Why the Feminization of AI Is Problematic - And How It Can Be Addressed
SwissCognitive Guest Blogger: Sam Bowman “Why the Feminization of AI Is Problematic – And How It Can Be Addressed”
AI also plays an important role in our day-to-day lives. Virtual assistants, like Amazon’s Alexa or Apple’s Siri, are must-have home technologies that help us live more efficient, happier lives.
In theory, AI programs are designed to operate with minimum bias. However, many AI programs are problematically feminized by design. This is an issue, as overly feminized AI can reinforce harmful gender stereotypes.
Artificial intelligence hasn’t always been feminized. The infamous HAL 9000 from “Space Odyssey” was portrayed with male vocals. However, speech analytics and consumer insights have pushed AI down a road of problematic feminization. The world’s first chatbot, ELIZA, was arguably genderless, but the name and pronouns used to describe her prove otherwise.
To start, it’s important to understand that AI developers use speech analytics to gain better insights into user behaviors and interactions. Speech analysis turns words and phrases into hard data so developers and deep learning programs can understand the common issues that customers share. However, speech analytics can also be used to finetune the interactions between chatbots or voice assistants and users.
The issue begins when developers notice that users respond better to traditionally feminine voices and profiles. This is likely due to socialized gender stereotypes, which falsely lead many to believe that women are more likely to be altruistic, subservient, and docile.
As a result, almost every major voice assistant today — Alexa, Google Home, Siri, Cortana — presents a traditionally female voice and profile. Likewise, many chatbots display pictures of women in an attempt to present an AI profile that users want to interact with. The decision to produce feminized AI and chatbots may be good for company profits in the short term. However, the feminization of AI reinforces gender biases and stereotypes.

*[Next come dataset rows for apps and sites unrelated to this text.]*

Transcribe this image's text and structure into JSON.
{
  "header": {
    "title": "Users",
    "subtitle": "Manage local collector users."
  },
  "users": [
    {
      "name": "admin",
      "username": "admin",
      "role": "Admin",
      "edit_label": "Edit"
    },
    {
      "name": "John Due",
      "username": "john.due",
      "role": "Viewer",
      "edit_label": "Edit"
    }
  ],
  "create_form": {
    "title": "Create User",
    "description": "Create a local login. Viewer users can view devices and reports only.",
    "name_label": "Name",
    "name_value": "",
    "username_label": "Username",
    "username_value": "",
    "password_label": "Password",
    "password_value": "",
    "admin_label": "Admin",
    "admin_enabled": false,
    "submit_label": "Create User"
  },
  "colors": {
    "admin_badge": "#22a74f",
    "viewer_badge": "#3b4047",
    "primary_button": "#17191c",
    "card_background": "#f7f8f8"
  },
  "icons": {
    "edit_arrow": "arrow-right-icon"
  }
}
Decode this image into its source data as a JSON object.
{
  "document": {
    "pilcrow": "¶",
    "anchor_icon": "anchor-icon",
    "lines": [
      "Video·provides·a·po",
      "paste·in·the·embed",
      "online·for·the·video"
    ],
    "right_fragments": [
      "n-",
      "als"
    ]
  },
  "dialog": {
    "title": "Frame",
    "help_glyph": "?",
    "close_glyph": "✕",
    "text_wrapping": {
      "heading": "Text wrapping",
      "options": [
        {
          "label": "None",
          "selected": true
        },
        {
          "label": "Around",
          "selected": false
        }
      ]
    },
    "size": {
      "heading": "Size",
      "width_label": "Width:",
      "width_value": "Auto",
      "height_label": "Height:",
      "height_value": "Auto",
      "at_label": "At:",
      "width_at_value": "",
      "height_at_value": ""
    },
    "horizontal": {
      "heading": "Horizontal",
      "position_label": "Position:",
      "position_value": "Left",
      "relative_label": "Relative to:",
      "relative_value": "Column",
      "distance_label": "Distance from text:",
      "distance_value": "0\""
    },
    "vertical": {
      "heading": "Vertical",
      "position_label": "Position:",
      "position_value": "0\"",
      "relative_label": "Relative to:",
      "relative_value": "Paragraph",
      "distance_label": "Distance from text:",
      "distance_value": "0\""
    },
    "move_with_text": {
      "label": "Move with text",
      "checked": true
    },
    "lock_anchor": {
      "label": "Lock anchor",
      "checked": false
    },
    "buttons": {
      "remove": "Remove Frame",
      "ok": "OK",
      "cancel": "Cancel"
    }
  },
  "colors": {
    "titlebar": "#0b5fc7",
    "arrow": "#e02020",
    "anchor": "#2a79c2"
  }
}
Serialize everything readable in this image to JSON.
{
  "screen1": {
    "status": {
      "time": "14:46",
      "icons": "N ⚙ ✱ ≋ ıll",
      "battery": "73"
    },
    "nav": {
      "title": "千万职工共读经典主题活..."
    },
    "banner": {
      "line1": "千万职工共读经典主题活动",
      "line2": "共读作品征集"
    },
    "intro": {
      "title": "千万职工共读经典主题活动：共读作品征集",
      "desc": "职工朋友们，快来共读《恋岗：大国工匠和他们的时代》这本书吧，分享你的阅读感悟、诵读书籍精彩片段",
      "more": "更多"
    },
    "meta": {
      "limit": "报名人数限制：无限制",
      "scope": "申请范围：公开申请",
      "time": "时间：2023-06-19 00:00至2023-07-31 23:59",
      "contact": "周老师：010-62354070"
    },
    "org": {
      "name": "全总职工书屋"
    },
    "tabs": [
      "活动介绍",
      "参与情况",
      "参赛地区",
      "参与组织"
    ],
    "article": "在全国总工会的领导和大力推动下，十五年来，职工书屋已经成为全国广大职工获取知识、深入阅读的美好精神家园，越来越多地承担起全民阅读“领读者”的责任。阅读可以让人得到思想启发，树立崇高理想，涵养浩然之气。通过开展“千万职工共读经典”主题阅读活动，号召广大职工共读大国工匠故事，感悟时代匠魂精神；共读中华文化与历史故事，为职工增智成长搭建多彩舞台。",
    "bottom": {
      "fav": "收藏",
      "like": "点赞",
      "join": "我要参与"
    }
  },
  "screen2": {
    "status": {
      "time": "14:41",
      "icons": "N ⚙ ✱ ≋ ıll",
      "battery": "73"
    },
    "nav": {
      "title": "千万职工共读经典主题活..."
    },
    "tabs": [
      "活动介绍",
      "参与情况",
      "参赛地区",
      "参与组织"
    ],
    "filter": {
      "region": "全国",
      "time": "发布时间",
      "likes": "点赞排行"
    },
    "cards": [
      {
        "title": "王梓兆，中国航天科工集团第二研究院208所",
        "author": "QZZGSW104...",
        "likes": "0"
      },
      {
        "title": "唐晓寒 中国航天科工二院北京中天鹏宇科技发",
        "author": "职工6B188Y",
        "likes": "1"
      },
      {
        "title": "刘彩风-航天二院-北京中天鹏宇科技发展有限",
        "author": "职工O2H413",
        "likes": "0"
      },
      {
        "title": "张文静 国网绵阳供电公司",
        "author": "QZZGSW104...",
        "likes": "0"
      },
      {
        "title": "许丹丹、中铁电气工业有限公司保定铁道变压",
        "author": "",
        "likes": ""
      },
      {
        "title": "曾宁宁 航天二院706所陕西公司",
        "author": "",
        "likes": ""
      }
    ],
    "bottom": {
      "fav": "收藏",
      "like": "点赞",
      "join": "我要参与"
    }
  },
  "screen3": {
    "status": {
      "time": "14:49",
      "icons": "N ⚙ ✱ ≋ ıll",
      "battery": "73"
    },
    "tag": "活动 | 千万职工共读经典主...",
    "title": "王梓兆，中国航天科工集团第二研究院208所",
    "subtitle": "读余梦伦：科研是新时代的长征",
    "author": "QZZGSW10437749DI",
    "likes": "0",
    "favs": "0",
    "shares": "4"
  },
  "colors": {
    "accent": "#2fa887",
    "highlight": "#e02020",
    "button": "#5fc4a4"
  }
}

Gender bias has gone unchecked for decades. According to a UNESCO report titled “I’d Blush If I Could,” 73% of women worldwide have suffered online harassment and millions more have received abuse in real life. Shockingly, even feminized voice assistants and chatbots receive sexist abuse from users.
The same UNESCO report found that voice assistants like Amazon’s Alexa and Google’s Home were programmed to be subservient and passive in the face of abuse. They have preestablished responses to direct abuse which are typically docile and disturbingly playful.
It may be in a company’s best interest to produce an AI that can deflect insults and abuse with tame responses. However, doing so is to the detriment of equality movements around the world. Some users who abuse chatbots may not even realize they are speaking to an AI program and may begin a harmful pattern of misogynistic behaviour based on their online interaction with feminized AI.
Even if users don’t abuse their voice assistants, women-voiced AI programs can reinforce other harmful stereotypes about women in the real world. AI voice assistants and chatbots are subservient by design. When AI is universally feminized, users may form sexist unconscious biases about women and their expected roles in the home and the professional world.
The AI industry needs to make a U-turn when it comes to gender and AI. However, to make this change possible, greater representation is needed among developers and designers.
There is a large disparity in the gender distribution among AI specialists. Over 90% of the AI-creation workforce are men. This is a significant barrier to change as, without the insights of women, AI development will continue to produce and reinforce harmful gender stereotypes.
In particular, more must be done to include emotionally intelligent leaders in AI development. Emotional intelligence gives leaders the ability to influence and empathize with those around them. Involving inherently emotionally intelligent women in AI development may help firms spot biases and stereotypes before their programs go live and can advocate for updates that seek to advance gender equality and undo the feminization of AI.
Women-led development teams may also push for a more simple solution: including male-presenting voices and profiles in AI. Rather than rewriting code and detangling deep learning algorithms, AI developers can simply make cosmetic changes that offer a random selection of traditionally masculine or feminine presenting AI.
These cosmetic changes may even improve customer impressions of AI chatbots while addressing unconscious biases in user behavior. Even small changes like using natural language processing free from gender bias can make a big difference in user experience and equitability.
The feminization of voice assistants and chatbots is a problematic development in the advancement of AI. Feminized AI programs can reinforce unconscious bias and lead some users to believe that sexist abuse is acceptable.
To address this issue more must be done to involve women in the development of AI and the deep learning neural networks used by software like Amazon’s Alexa. This will help developers spot potential issues and advocate for a more equitable, just future.
Sam Bowman is a published freelance writer from the West Coast who specializes in healthcare tech and artificial intelligence content. His experience in patient care directly translates into his work and his passion for industry technologies influences the content he creates. Sam has worked for years – directly in, and writing about – healthcare technology and the many benefits it offers to patients and doctors alike. He loves to watch as medical tech and business software grow and develop, ushering in a modern age of industry.